Global utilities are expected to increase their micro-grid capacity by 19% per annum between 2020 and 2029, according to Guidehouse Insights.
Increasing power outages and deployments of distributed energy resources (DER) are forcing utilities to confront the limits of traditional grid infrastructure.
As a result, more utilities are showing interest in micro-grids and are working to overcome a past bias against the technology due to fears of negative impacts on incumbent grids and potential loss of revenue.
It is estimated that the utility market will increase micro-grid capacity from 779.9MW to 3,739.6MW during the forecast period.
The unregulated branches of utilities are pushing the envelope, particularly on the financing front, by fostering project development outside of traditional regulatory realms that have revolved around traditional rate base systems.
Peter Asmus, research director with Guidehouse Insights, said: “There is a growing recognition of how micro-grids can overlap and integrate with platforms such as DER management systems and virtual power plants (VPPs), which proves that creative aggregations can provide value across the new energy landscape.
“Forward-looking utilities seek to refine their role within the emerging Energy Cloud framework.”

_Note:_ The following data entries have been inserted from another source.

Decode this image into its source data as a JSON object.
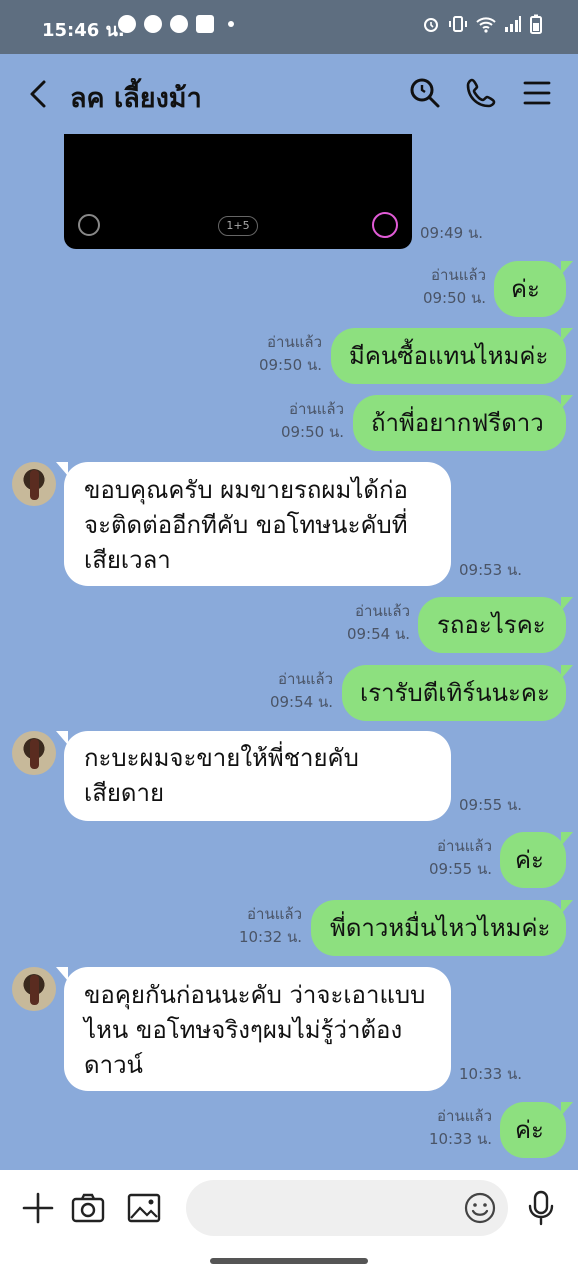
{
  "status": {
    "time": "15:46 น."
  },
  "header": {
    "title": "ลค เลี้ยงม้า"
  },
  "media": {
    "counter": "1+5",
    "time": "09:49 น."
  },
  "messages": [
    {
      "dir": "out",
      "text": "ค่ะ",
      "read": "อ่านแล้ว",
      "time": "09:50 น."
    },
    {
      "dir": "out",
      "text": "มีคนซื้อแทนไหมค่ะ",
      "read": "อ่านแล้ว",
      "time": "09:50 น."
    },
    {
      "dir": "out",
      "text": "ถ้าพี่อยากฟรีดาว",
      "read": "อ่านแล้ว",
      "time": "09:50 น."
    },
    {
      "dir": "in",
      "lines": [
        "ขอบคุณครับ ผมขายรถผมได้ก่อ",
        "จะติดต่ออีกทีคับ ขอโทษนะคับที่",
        "เสียเวลา"
      ],
      "time": "09:53 น."
    },
    {
      "dir": "out",
      "text": "รถอะไรคะ",
      "read": "อ่านแล้ว",
      "time": "09:54 น."
    },
    {
      "dir": "out",
      "text": "เรารับตีเทิร์นนะคะ",
      "read": "อ่านแล้ว",
      "time": "09:54 น."
    },
    {
      "dir": "in",
      "lines": [
        "กะบะผมจะขายให้พี่ชายคับ",
        "เสียดาย"
      ],
      "time": "09:55 น."
    },
    {
      "dir": "out",
      "text": "ค่ะ",
      "read": "อ่านแล้ว",
      "time": "09:55 น."
    },
    {
      "dir": "out",
      "text": "พี่ดาวหมื่นไหวไหมค่ะ",
      "read": "อ่านแล้ว",
      "time": "10:32 น."
    },
    {
      "dir": "in",
      "lines": [
        "ขอคุยกันก่อนนะคับ ว่าจะเอาแบบ",
        "ไหน ขอโทษจริงๆผมไม่รู้ว่าต้อง",
        "ดาวน์"
      ],
      "time": "10:33 น."
    },
    {
      "dir": "out",
      "text": "ค่ะ",
      "read": "อ่านแล้ว",
      "time": "10:33 น."
    }
  ],
  "input": {
    "placeholder": ""
  },
  "colors": {
    "chat_bg": "#8aaada",
    "outgoing_bubble": "#8de07f",
    "incoming_bubble": "#ffffff"
  }
}
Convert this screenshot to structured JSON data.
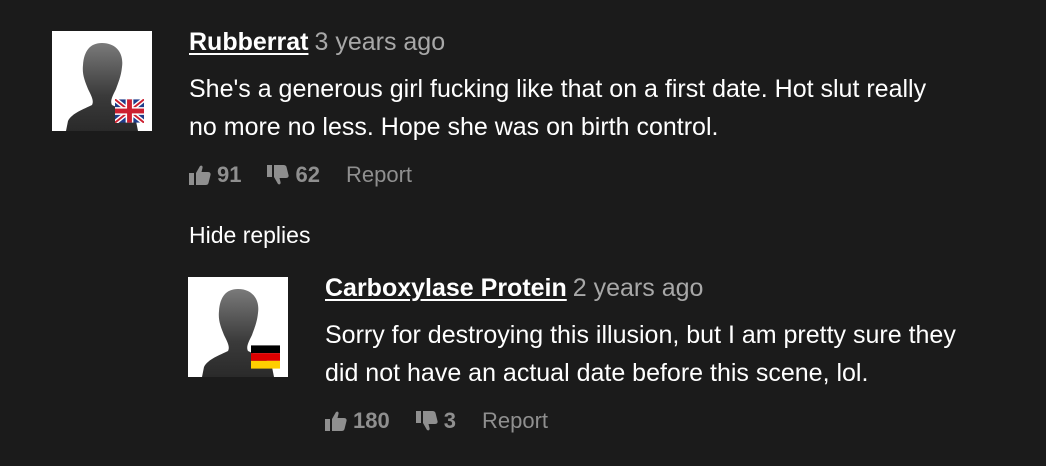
{
  "comments": [
    {
      "username": "Rubberrat",
      "timestamp": "3 years ago",
      "text_lines": [
        "She's a generous girl fucking like that on a first date. Hot slut really",
        "no more no less. Hope she was on birth control."
      ],
      "likes": "91",
      "dislikes": "62",
      "report_label": "Report",
      "flag": "uk-flag-icon"
    }
  ],
  "hide_replies_label": "Hide replies",
  "replies": [
    {
      "username": "Carboxylase Protein",
      "timestamp": "2 years ago",
      "text_lines": [
        "Sorry for destroying this illusion, but I am pretty sure they",
        "did not have an actual date before this scene, lol."
      ],
      "likes": "180",
      "dislikes": "3",
      "report_label": "Report",
      "flag": "germany-flag-icon"
    }
  ],
  "colors": {
    "background": "#1b1b1b",
    "text": "#ffffff",
    "muted": "#a8a8a8",
    "actions": "#8f8f8f"
  }
}
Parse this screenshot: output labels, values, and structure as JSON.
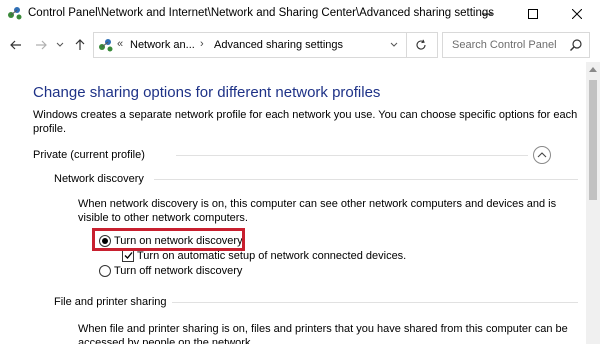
{
  "window": {
    "title": "Control Panel\\Network and Internet\\Network and Sharing Center\\Advanced sharing settings",
    "minimize_icon": "minimize-icon",
    "maximize_icon": "maximize-icon",
    "close_icon": "close-icon"
  },
  "nav": {
    "back_icon": "arrow-left-icon",
    "forward_icon": "arrow-right-icon",
    "recent_icon": "chevron-down-icon",
    "up_icon": "arrow-up-icon",
    "address": {
      "overflow": "«",
      "segments": [
        "Network an...",
        "Advanced sharing settings"
      ],
      "separator": "›"
    },
    "refresh_icon": "refresh-icon",
    "search": {
      "placeholder": "Search Control Panel"
    }
  },
  "main": {
    "title": "Change sharing options for different network profiles",
    "description": "Windows creates a separate network profile for each network you use. You can specific options for each profile.",
    "description_full": "Windows creates a separate network profile for each network you use. You can choose specific options for each profile.",
    "private_profile": {
      "label": "Private (current profile)",
      "expanded": true,
      "network_discovery": {
        "heading": "Network discovery",
        "text": "When network discovery is on, this computer can see other network computers and devices and is visible to other network computers.",
        "options": {
          "on": "Turn on network discovery",
          "auto_setup": "Turn on automatic setup of network connected devices.",
          "off": "Turn off network discovery"
        },
        "selected": "on",
        "auto_setup_checked": true
      },
      "file_printer_sharing": {
        "heading": "File and printer sharing",
        "text": "When file and printer sharing is on, files and printers that you have shared from this computer can be accessed by people on the network."
      }
    }
  },
  "colors": {
    "title_blue": "#1e3287",
    "highlight_red": "#c8202f",
    "separator": "#e1e1e1"
  }
}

The lack of an industry/globally recognised standard or uniform for micro-grids deployment and utility ownership structure is has raised questions regarding whether micro-grids are a good fit for utilities.